    • Dec. 14: Had a terrific time watching Kylend Hetherington's final show and seeing Ben again as Michael (a sweet surprise and a wonderful performance by both boys).

    • Dec. 15: Tonight, the boy is on as Billy, with my mom, my sister and her family, my aunt and her friends, and several dear friends in the audience. But our thoughts are with the one who won’t be there. My second cousin, Kerry Bowman, was killed in a head-on collision while driving from Albany (a small town in West Texas) to Austin to see the show.

    • Dec. 17: After an emotional week, Mom and I are sending Ben and Ginno off to Baltimore and heading to West Texas for my cousin's funeral on Wednesday. Many thanks to everyone who expressed sympathy and concern. Also, we need prayers for Jill's ailing father, who also is in the hospital and in increasingly failing health.

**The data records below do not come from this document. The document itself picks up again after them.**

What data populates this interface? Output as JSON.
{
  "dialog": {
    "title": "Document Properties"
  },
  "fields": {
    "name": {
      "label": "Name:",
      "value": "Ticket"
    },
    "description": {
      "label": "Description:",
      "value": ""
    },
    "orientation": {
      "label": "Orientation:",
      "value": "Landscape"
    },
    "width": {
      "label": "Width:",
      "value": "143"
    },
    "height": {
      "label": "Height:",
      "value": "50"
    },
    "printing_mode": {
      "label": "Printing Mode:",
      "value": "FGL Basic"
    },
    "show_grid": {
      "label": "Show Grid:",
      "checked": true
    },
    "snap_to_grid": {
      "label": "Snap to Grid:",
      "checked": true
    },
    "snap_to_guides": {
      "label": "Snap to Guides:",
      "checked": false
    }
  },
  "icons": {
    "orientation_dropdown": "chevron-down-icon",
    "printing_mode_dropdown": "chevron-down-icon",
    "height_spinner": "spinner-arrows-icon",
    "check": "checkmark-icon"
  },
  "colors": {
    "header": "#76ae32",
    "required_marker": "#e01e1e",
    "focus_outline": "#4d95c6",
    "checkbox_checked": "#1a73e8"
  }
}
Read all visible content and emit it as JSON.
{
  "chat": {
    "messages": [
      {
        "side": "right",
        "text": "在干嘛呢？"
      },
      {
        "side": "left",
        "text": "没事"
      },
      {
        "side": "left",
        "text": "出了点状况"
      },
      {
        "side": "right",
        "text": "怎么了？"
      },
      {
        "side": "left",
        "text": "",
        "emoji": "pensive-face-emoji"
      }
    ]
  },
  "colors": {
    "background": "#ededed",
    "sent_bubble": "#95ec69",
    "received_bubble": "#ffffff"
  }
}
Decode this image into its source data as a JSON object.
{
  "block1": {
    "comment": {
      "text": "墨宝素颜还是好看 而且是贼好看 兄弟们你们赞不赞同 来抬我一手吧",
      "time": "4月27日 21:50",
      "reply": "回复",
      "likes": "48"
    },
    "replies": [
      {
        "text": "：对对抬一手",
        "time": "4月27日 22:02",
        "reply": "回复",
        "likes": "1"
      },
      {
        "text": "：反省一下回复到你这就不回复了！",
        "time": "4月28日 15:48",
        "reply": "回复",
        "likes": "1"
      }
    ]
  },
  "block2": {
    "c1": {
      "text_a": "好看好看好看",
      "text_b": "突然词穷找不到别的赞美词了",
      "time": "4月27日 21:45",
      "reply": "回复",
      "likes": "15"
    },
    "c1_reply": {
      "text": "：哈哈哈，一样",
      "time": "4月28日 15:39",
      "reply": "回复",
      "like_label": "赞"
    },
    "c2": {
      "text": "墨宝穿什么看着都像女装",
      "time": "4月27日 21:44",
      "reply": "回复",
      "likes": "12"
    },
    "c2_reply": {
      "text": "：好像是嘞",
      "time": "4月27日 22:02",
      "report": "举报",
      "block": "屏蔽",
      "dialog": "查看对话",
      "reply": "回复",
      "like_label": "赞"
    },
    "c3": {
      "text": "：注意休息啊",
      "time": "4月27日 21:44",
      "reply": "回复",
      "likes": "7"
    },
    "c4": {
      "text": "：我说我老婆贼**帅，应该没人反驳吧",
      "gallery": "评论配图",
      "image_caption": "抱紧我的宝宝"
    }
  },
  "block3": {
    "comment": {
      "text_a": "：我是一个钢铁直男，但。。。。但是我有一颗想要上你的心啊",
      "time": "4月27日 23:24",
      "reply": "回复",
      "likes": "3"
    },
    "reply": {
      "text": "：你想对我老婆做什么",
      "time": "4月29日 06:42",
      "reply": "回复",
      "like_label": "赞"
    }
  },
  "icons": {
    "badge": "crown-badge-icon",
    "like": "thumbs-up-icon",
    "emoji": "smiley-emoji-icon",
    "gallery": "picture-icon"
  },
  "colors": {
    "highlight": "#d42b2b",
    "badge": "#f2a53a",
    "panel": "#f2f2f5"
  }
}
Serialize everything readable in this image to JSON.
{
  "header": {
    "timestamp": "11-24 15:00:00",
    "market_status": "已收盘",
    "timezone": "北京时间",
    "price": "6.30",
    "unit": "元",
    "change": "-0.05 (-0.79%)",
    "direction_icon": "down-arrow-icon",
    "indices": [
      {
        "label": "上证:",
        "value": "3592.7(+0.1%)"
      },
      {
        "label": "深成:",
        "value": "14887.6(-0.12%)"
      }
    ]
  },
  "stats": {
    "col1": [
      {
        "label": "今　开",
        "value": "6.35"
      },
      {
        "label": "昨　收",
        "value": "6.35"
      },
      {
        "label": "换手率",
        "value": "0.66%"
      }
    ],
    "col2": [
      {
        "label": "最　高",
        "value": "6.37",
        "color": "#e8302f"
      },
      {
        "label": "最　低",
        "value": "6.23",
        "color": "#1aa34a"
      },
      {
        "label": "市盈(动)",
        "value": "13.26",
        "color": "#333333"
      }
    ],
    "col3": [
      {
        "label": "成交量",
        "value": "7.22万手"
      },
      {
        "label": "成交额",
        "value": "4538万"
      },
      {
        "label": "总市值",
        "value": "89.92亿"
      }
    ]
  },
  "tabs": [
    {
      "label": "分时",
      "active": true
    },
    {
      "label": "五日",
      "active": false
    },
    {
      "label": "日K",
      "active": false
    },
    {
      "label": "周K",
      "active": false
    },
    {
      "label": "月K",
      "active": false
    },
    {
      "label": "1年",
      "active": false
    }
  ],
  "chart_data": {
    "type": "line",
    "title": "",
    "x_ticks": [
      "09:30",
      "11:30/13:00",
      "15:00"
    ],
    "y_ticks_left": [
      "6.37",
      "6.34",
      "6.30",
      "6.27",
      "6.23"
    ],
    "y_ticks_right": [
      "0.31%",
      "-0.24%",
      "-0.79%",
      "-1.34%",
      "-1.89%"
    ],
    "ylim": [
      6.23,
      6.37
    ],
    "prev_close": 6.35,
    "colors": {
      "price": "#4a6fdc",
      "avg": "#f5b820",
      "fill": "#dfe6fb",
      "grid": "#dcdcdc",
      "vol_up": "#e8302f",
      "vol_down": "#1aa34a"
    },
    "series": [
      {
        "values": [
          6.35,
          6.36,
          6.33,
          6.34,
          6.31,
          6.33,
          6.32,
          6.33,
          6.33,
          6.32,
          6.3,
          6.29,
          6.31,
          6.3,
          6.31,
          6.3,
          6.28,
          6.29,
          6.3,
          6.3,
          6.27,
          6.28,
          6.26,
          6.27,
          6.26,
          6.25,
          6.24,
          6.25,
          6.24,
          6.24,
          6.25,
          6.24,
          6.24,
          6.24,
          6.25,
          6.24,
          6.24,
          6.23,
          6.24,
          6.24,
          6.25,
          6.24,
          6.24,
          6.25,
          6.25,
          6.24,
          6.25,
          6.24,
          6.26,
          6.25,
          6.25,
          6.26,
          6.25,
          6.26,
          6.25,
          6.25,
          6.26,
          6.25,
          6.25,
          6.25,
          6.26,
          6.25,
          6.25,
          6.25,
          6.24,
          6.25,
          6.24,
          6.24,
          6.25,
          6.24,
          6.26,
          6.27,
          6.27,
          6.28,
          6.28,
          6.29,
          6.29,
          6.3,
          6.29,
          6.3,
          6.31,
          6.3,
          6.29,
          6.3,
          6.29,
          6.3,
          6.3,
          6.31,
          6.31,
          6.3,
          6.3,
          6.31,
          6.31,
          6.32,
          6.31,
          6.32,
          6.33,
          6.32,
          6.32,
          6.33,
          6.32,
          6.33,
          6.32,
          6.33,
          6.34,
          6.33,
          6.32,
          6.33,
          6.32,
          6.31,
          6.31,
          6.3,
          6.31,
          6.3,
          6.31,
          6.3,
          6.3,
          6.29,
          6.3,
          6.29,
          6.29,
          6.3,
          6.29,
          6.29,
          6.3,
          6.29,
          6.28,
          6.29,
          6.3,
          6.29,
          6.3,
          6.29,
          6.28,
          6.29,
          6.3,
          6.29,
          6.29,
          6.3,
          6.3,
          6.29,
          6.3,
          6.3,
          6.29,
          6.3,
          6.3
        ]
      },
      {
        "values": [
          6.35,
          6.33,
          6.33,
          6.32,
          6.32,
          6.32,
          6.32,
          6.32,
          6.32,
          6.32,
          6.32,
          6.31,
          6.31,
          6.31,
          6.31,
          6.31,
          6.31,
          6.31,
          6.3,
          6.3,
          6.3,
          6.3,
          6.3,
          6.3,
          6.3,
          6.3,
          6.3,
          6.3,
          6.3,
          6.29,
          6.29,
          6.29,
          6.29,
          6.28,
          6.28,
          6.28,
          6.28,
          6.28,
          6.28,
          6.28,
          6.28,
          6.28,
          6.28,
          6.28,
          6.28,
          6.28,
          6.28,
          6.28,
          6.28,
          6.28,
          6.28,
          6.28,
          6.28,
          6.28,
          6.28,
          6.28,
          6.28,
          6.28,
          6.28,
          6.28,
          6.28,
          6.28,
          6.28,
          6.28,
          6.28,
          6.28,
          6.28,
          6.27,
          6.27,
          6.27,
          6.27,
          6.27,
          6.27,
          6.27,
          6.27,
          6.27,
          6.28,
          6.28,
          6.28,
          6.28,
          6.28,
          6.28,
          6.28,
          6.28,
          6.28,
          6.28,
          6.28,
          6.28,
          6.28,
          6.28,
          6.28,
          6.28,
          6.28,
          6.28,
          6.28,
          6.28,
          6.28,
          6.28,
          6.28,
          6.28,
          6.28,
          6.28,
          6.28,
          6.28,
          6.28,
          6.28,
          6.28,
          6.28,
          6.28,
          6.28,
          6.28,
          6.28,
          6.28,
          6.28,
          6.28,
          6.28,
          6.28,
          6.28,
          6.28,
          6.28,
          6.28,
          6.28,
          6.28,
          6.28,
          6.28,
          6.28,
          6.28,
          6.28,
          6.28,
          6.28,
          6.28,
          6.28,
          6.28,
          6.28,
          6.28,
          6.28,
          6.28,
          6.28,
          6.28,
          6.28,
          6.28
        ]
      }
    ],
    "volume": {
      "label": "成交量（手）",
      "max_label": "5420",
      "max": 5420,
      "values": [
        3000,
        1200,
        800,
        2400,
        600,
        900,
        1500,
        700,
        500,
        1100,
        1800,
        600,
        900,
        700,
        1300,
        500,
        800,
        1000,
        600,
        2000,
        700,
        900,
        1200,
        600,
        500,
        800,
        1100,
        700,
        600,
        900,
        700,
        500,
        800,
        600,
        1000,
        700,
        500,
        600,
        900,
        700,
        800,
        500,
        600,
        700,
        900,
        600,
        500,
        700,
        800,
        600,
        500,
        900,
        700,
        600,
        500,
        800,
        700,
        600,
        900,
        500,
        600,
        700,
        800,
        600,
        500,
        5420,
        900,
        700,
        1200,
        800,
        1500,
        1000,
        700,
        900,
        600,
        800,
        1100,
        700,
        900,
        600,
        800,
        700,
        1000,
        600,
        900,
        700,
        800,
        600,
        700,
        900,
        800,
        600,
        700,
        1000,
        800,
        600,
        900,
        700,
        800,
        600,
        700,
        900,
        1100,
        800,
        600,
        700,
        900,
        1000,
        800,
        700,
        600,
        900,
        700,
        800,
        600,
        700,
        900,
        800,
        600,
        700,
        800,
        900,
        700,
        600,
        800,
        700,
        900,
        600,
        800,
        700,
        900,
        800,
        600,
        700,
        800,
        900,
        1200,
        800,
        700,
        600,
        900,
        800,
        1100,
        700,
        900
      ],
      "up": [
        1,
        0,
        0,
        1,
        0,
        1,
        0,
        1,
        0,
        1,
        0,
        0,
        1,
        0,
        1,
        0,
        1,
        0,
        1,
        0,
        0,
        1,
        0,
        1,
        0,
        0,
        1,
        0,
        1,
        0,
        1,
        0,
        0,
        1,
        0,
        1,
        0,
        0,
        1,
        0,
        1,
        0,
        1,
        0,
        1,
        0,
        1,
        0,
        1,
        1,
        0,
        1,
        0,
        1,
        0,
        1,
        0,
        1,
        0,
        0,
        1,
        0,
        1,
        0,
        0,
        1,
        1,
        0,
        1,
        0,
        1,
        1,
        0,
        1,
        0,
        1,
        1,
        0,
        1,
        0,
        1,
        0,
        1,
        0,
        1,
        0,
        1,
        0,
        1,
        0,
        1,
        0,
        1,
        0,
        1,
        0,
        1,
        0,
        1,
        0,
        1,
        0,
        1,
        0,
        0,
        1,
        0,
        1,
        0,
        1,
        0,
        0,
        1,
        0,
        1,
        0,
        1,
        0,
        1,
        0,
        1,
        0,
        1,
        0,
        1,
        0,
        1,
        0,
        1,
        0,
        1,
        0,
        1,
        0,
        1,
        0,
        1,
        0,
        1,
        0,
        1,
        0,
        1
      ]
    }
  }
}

    • Dec. 18: I’ve enjoyed crossing into West Texas with my mom over the past two days, taking pictures of small towns and sights along the way and learning more details about my roots. We drove through Baird, where she lived until she was almost 7, and made it to Albany for the visitation.

    My mom is always good with the one-liners. Example: “They have an antique credenza in there. You don't see that often in a Dairy Queen.

    Me: “Everyone is self-centered to a certain extent.” Mom: “That's called survival.” Smart woman...

    • Dec. 19: A beautiful service was held for my cousin Kerry this morning, one that focused on the positive with nostalgia, humor, and honor. And a few stories untold, I know... 

    That’s when I made the three-hour drive to Odessa, where my Texas adventure came to a close. Of course, I had to narrowly dodge a huge tumbleweed amid 40 mph winds on Interstate 20.

    The trip stayed interesting to the end, that’s for sure.

  • March Madness

    In our family, March is one of those months — like December — that makes me shake my head. Somehow, without help from the NCAA Tournament, we have managed to jam a year’s worth of madness into a single 31-day period we revisit every 12 months.

    From birth to marriage to death, our family has it all. And considering that we’re a theatrical bunch, we also have musicals, comedies, and dramas.

    The last week of the month is larded with psychological landmines, none more than March 27, the day of my parents’ wedding anniversary and the day in which my second “dad” died.

    Bill’s death, six years ago, fell on my parents’ 40th wedding anniversary. It was not completely unexpected, because he had been in poor health for several months. What was unexpected was the chain of loss that would follow, with my father and second “mom” (Bill’s wife, Fran) and Jill’s mother dying in the next three years.

    This year, I was fortunate to be with my mom on March 27, doing something I would not have thought possible in 2004: Driving more than 600 miles in one day to see my son, Nicholas, in a play. (The reason we drove up and back was because she saw Ben in his show the next evening.)

    Although it was a long day, the trip was nice. We didn't focus on the past, but looked more at the present and future. And it's a bright future because my mom, thankfully, is in a good place now. For the first time in her life she is financially comfortable, and traveling as all people who worked for their entire lives should get to do.

    More important, she has rebounded spectacularly from a hellish year that no one should replicate, in which she lost her husband, her best friend of more than 40 years, another close friend, and the woman who raised her — all in a four-month period.

    The circle backs were in full swing on this day. We drove through Reidsville, where I lived when I moved from Texas to North Carolina, got a divorce, met Jill, had three children in a year, and saw the course of my life change forever. We were going to see Nicholas in “South Pacific,” a play I had seen only a few weeks earlier with Ben in New York, and one that tells the stories of servicemen and women similar to my grandfather’s.

    As it tends to do, our conversation meandered from topic to topic. No great revelations, no family ghosts looking for skeletons. The occasional nod to the past.

    Just a nice day.